“The ongoing refinance wave has been beneficial to homeowners looking to lower their monthly payments during these challenging economic times brought forth by the pandemic,” Kan told CNBC.

In mid-November, Michelle Bowman, a member of the Federal Reserve’s board of governors, said the mortgage industry remains vulnerable to the fallout of the financial crisis caused by the coronavirus pandemic.

“We certainly can't count on all of these factors being present in future periods of economic stress,” Bowman said at a Federal Reserve Bank of Cleveland conference.
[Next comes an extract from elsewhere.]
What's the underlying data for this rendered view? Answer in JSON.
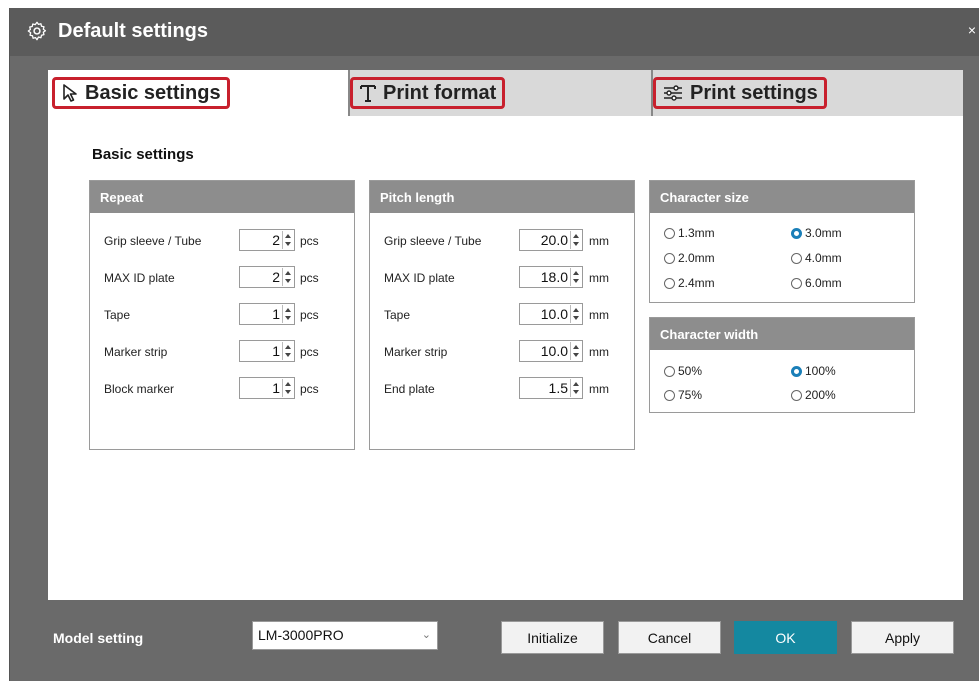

“In different circumstances, the large-scale delinquencies and defaults we saw last spring could have caused some mortgage companies to fail, especially if the surge in origination and refinancing income had not materialized,” she added. “Our financial system and our mortgage market will be more resilient when they welcome and appropriately manage the risks associated with both bank and nonbank mortgage firms.”